Count every line in the entries below that contains the word "BOUT", and give only that number.

= Beginning of Section =

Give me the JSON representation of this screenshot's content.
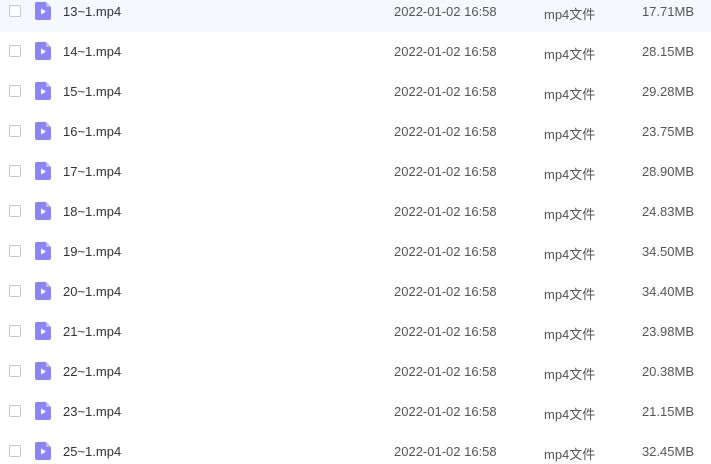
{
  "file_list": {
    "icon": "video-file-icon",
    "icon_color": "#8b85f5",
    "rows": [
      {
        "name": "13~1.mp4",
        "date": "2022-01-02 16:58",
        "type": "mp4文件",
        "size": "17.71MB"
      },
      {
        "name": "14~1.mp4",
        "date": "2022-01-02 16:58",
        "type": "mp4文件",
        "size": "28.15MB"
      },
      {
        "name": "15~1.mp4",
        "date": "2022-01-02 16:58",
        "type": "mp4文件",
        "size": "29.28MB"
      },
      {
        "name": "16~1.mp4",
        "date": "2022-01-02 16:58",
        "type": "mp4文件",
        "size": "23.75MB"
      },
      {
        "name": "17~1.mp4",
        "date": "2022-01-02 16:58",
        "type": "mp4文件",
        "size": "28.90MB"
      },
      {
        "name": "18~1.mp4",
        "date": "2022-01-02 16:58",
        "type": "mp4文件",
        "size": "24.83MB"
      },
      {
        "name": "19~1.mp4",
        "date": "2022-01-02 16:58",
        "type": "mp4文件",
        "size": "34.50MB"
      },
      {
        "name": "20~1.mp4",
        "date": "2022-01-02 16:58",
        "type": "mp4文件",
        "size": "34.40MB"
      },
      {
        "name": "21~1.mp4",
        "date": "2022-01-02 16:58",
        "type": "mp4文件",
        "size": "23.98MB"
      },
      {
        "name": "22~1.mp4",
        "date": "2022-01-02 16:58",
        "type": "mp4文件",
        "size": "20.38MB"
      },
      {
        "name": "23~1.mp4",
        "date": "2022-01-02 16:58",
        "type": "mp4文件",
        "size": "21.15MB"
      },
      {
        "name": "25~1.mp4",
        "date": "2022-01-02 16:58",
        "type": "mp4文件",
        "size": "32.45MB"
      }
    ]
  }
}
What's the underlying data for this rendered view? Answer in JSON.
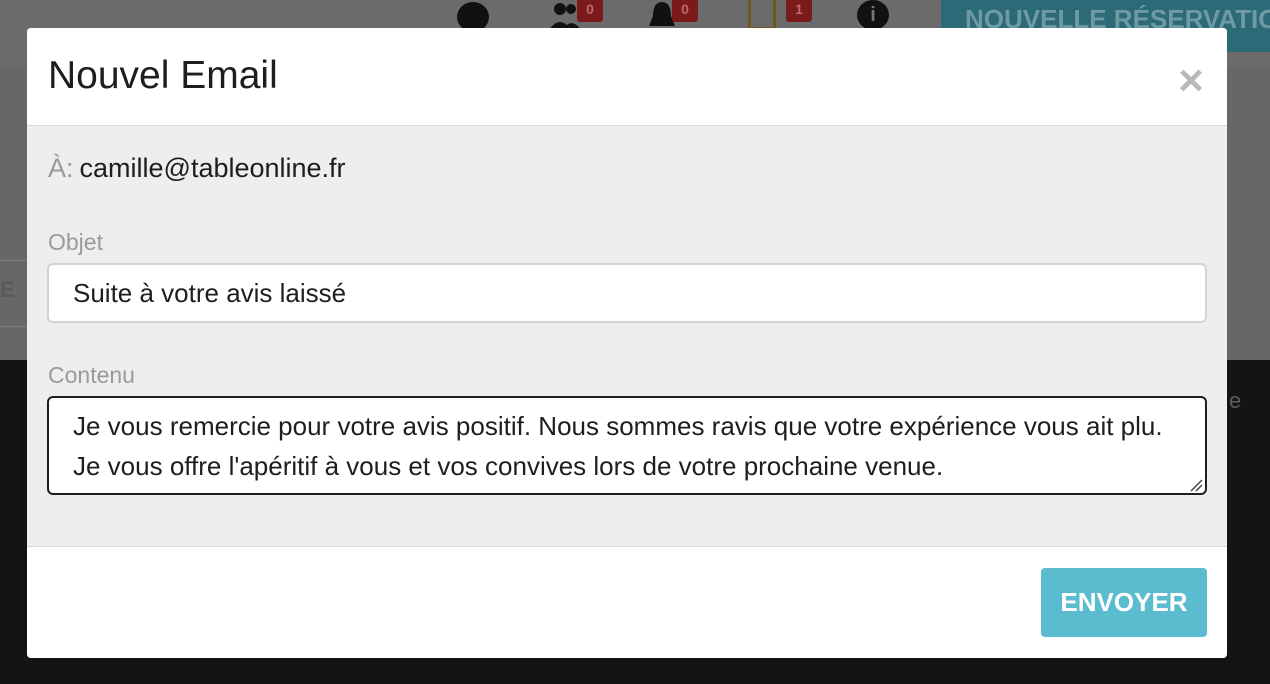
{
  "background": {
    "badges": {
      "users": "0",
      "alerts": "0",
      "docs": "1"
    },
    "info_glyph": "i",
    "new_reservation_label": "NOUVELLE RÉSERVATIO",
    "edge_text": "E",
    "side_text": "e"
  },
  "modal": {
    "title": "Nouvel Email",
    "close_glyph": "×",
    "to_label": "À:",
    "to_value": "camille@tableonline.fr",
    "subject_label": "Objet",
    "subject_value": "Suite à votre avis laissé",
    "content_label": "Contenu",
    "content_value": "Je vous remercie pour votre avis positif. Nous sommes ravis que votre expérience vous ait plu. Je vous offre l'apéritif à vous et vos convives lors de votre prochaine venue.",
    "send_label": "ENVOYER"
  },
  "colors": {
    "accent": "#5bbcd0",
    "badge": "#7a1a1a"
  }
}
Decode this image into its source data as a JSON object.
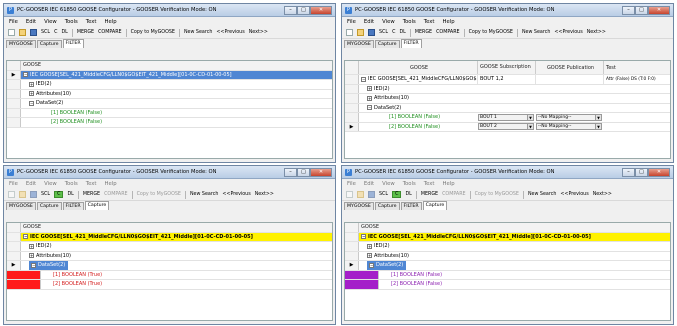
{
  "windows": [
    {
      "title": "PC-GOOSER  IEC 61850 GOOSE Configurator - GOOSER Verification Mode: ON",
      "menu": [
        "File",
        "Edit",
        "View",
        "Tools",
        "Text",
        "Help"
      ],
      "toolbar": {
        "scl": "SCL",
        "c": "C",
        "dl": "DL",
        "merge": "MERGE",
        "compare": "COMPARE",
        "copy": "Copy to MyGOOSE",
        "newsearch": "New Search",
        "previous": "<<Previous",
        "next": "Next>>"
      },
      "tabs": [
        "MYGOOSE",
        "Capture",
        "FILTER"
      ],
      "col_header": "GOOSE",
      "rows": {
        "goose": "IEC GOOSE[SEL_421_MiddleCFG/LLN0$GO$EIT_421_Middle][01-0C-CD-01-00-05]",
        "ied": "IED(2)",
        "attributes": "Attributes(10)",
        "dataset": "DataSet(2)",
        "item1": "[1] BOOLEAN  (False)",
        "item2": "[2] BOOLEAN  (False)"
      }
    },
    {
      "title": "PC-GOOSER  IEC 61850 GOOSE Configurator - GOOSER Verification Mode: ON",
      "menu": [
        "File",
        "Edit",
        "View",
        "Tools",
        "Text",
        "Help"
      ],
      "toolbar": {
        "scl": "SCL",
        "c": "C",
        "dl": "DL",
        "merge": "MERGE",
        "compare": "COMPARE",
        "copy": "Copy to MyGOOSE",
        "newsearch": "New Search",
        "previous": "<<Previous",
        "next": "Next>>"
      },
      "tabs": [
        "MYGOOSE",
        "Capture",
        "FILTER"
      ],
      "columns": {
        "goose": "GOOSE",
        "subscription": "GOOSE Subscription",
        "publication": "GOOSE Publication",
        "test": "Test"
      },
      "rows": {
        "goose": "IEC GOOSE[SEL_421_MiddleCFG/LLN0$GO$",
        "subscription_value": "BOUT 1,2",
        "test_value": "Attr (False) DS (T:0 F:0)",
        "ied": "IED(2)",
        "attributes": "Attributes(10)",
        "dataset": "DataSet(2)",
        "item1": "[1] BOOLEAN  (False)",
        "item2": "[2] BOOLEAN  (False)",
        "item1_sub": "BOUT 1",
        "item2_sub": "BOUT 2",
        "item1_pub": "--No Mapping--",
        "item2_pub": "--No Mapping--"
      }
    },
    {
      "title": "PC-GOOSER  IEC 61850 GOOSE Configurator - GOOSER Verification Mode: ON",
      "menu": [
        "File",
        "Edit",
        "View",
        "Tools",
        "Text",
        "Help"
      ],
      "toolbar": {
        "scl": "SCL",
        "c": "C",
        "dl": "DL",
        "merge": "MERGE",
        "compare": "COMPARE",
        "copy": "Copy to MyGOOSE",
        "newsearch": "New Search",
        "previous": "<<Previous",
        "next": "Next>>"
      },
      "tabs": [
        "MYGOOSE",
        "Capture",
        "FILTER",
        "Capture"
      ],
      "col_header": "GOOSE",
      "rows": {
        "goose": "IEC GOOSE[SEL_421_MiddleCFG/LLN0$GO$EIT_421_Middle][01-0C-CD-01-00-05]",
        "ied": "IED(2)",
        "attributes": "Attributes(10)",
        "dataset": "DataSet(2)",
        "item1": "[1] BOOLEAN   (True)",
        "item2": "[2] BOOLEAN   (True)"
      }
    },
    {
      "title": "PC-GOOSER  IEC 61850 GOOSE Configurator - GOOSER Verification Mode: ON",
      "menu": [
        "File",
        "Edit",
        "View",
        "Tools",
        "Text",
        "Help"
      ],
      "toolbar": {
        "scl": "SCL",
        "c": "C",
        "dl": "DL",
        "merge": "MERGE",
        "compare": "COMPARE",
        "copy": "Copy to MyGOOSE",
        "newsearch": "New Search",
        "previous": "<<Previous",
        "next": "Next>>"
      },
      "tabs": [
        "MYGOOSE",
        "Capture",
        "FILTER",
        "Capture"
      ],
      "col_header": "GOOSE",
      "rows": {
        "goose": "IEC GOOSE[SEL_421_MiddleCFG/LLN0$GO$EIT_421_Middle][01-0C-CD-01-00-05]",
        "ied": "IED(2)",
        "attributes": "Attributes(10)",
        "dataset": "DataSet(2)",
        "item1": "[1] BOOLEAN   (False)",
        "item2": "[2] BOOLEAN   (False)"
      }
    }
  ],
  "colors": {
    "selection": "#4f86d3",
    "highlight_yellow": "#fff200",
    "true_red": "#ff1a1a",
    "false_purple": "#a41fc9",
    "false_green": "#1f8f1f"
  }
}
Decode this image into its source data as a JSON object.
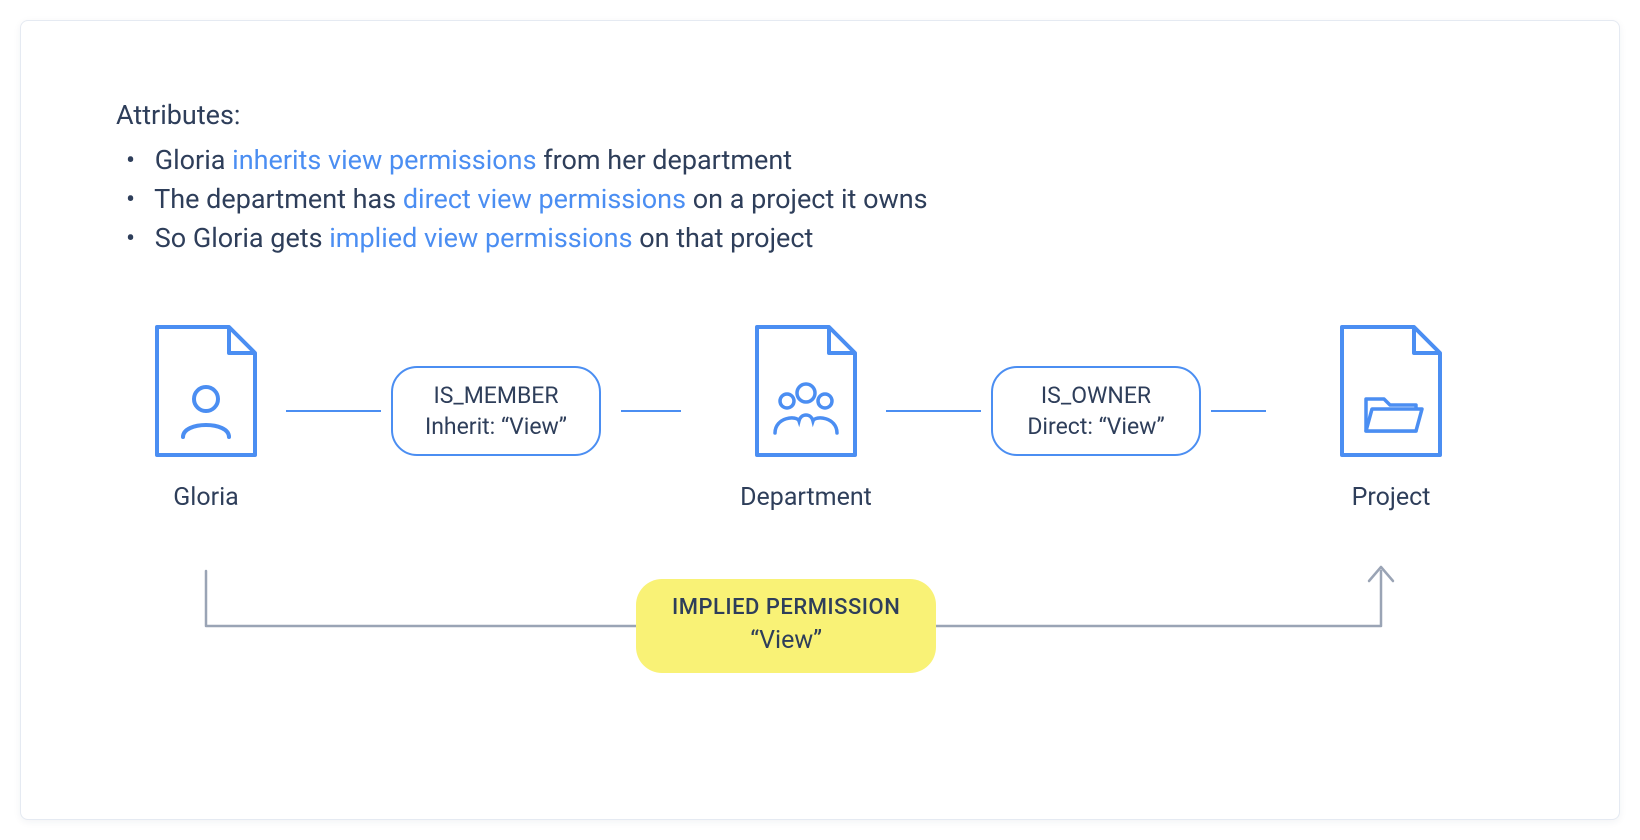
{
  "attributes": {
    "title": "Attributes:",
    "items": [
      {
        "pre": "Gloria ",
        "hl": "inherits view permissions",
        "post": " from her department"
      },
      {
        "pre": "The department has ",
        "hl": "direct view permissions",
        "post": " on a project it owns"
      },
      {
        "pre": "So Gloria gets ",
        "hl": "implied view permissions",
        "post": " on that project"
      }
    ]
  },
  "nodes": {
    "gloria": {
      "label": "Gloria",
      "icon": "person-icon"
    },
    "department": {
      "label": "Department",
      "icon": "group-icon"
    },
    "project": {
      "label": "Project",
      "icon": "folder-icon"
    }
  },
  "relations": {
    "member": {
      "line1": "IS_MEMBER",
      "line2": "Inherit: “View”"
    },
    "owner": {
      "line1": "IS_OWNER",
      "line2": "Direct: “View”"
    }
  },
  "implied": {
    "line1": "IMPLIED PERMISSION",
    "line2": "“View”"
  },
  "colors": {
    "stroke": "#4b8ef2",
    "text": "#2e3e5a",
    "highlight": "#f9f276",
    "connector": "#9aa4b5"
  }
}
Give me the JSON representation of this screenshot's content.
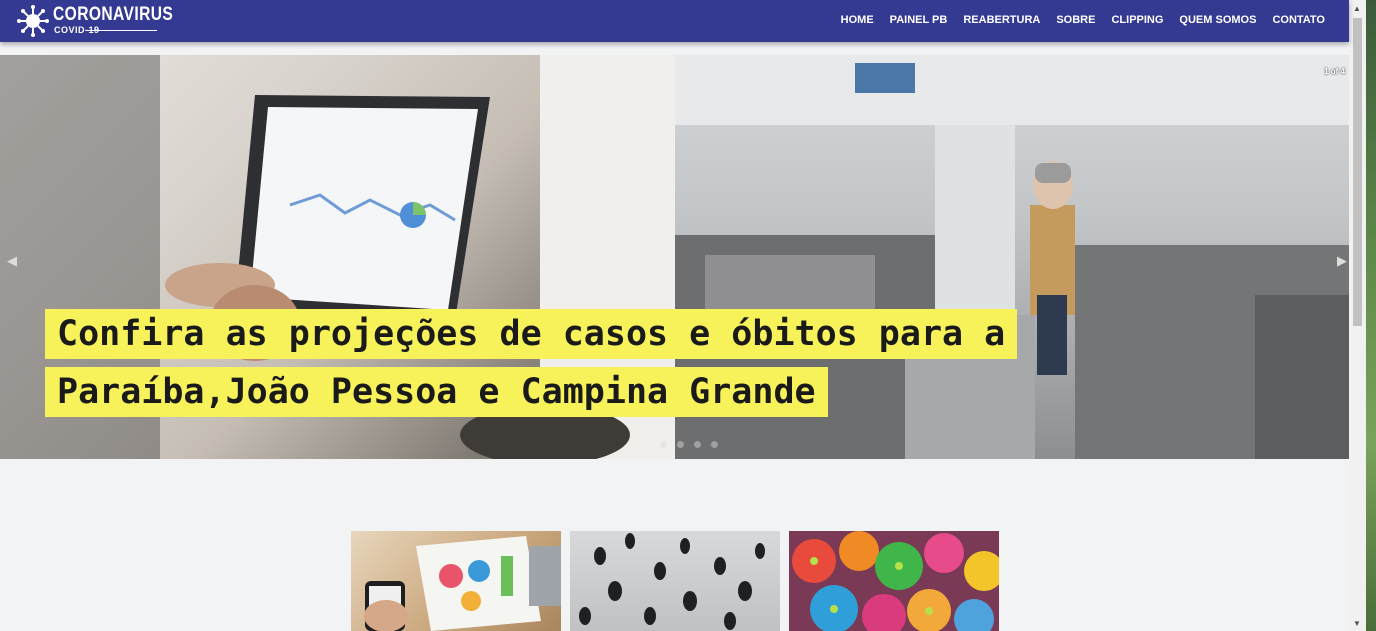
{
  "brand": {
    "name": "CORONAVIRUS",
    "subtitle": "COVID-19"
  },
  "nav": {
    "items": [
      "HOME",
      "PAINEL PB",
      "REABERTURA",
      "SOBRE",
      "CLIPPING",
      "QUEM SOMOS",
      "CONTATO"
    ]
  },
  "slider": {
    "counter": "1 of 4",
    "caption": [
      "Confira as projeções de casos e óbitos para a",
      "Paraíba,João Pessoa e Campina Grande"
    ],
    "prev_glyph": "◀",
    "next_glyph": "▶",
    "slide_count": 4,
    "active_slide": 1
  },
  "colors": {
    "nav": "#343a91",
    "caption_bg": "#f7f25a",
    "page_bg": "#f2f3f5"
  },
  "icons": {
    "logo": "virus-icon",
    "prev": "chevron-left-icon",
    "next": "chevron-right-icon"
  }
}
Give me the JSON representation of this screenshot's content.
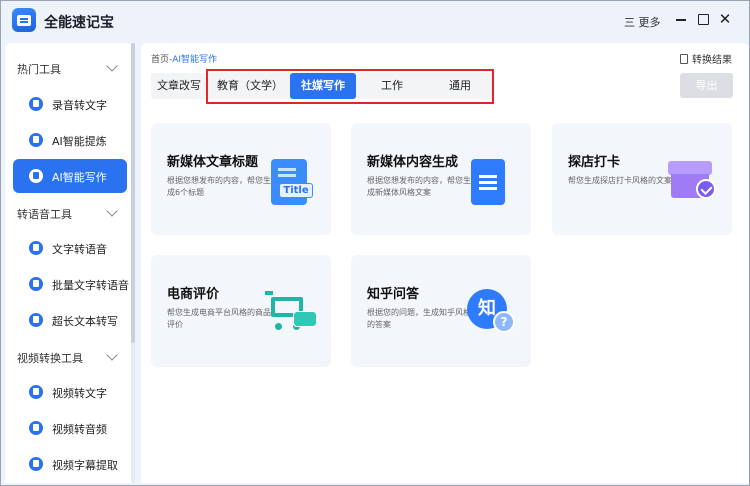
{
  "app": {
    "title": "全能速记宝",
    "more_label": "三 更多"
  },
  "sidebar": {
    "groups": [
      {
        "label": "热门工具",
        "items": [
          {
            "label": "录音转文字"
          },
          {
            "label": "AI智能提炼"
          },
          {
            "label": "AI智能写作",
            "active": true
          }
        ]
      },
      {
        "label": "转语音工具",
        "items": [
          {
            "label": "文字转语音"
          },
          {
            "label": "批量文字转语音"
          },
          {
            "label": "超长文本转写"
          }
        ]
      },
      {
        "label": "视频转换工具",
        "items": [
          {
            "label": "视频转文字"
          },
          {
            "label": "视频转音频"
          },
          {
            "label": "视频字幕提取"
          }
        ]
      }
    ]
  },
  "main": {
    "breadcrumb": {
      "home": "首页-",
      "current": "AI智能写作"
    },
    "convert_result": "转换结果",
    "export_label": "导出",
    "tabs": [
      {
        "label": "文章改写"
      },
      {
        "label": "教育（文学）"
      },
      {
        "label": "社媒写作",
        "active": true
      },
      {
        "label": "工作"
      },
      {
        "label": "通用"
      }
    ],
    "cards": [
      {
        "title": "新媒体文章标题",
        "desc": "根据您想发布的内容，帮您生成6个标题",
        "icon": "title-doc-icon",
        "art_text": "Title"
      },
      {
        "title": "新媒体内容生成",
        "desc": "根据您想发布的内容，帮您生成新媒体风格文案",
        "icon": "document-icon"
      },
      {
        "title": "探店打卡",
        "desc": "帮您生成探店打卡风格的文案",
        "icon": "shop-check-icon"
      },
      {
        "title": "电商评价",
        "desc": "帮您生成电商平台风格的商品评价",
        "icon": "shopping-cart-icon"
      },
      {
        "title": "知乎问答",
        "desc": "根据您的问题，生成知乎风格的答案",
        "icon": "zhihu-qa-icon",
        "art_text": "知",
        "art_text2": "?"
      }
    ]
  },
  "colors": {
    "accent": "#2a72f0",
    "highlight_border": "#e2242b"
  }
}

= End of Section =

THE COMPLETED TASK: 3